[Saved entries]
+-------+

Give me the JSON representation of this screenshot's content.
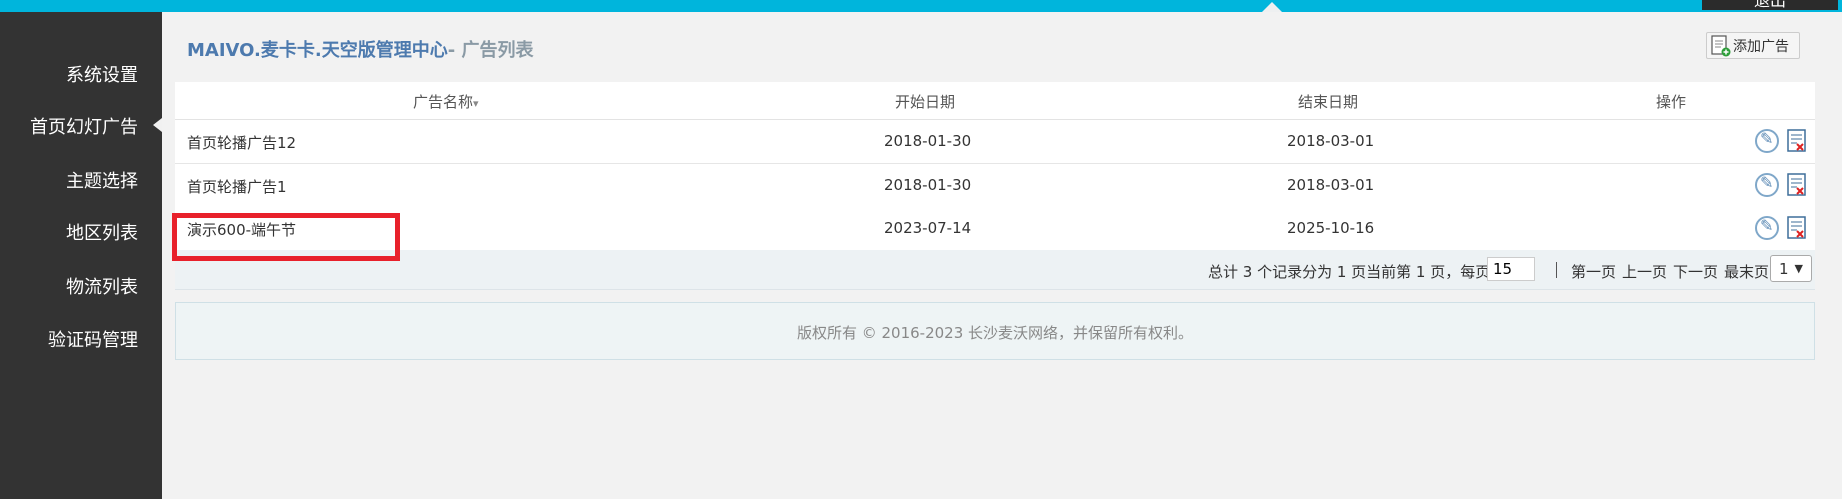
{
  "topbar": {
    "logout_label": "退出"
  },
  "sidebar": {
    "items": [
      {
        "label": "系统设置",
        "active": false
      },
      {
        "label": "首页幻灯广告",
        "active": true
      },
      {
        "label": "主题选择",
        "active": false
      },
      {
        "label": "地区列表",
        "active": false
      },
      {
        "label": "物流列表",
        "active": false
      },
      {
        "label": "验证码管理",
        "active": false
      }
    ]
  },
  "header": {
    "title": "MAIVO.麦卡卡.天空版管理中心",
    "subtitle": "- 广告列表",
    "add_button_label": "添加广告"
  },
  "table": {
    "columns": [
      "广告名称",
      "开始日期",
      "结束日期",
      "操作"
    ],
    "sort_indicator": "▾",
    "rows": [
      {
        "name": "首页轮播广告12",
        "start": "2018-01-30",
        "end": "2018-03-01"
      },
      {
        "name": "首页轮播广告1",
        "start": "2018-01-30",
        "end": "2018-03-01"
      },
      {
        "name": "演示600-端午节",
        "start": "2023-07-14",
        "end": "2025-10-16"
      }
    ],
    "row_actions": [
      "edit-icon",
      "delete-icon"
    ]
  },
  "pager": {
    "summary": "总计 3 个记录分为 1 页当前第 1 页，每页",
    "per_page": "15",
    "first": "第一页",
    "prev": "上一页",
    "next": "下一页",
    "last": "最末页",
    "page_select": "1"
  },
  "footer": {
    "copyright": "版权所有 © 2016-2023 长沙麦沃网络，并保留所有权利。"
  },
  "colors": {
    "accent": "#00b5dc",
    "sidebar_bg": "#333333",
    "title": "#4d7aae",
    "highlight": "#e8212b"
  }
}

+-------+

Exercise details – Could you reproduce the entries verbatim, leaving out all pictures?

Result –
Give me the JSON representation of this screenshot's content.
{
  "topbar": {
    "logout_label": "退出"
  },
  "sidebar": {
    "items": [
      {
        "label": "系统设置",
        "active": false
      },
      {
        "label": "首页幻灯广告",
        "active": true
      },
      {
        "label": "主题选择",
        "active": false
      },
      {
        "label": "地区列表",
        "active": false
      },
      {
        "label": "物流列表",
        "active": false
      },
      {
        "label": "验证码管理",
        "active": false
      }
    ]
  },
  "header": {
    "title": "MAIVO.麦卡卡.天空版管理中心",
    "subtitle": "- 广告列表",
    "add_button_label": "添加广告"
  },
  "table": {
    "columns": [
      "广告名称",
      "开始日期",
      "结束日期",
      "操作"
    ],
    "sort_indicator": "▾",
    "rows": [
      {
        "name": "首页轮播广告12",
        "start": "2018-01-30",
        "end": "2018-03-01"
      },
      {
        "name": "首页轮播广告1",
        "start": "2018-01-30",
        "end": "2018-03-01"
      },
      {
        "name": "演示600-端午节",
        "start": "2023-07-14",
        "end": "2025-10-16"
      }
    ],
    "row_actions": [
      "edit-icon",
      "delete-icon"
    ]
  },
  "pager": {
    "summary": "总计 3 个记录分为 1 页当前第 1 页，每页",
    "per_page": "15",
    "first": "第一页",
    "prev": "上一页",
    "next": "下一页",
    "last": "最末页",
    "page_select": "1"
  },
  "footer": {
    "copyright": "版权所有 © 2016-2023 长沙麦沃网络，并保留所有权利。"
  },
  "colors": {
    "accent": "#00b5dc",
    "sidebar_bg": "#333333",
    "title": "#4d7aae",
    "highlight": "#e8212b"
  }
}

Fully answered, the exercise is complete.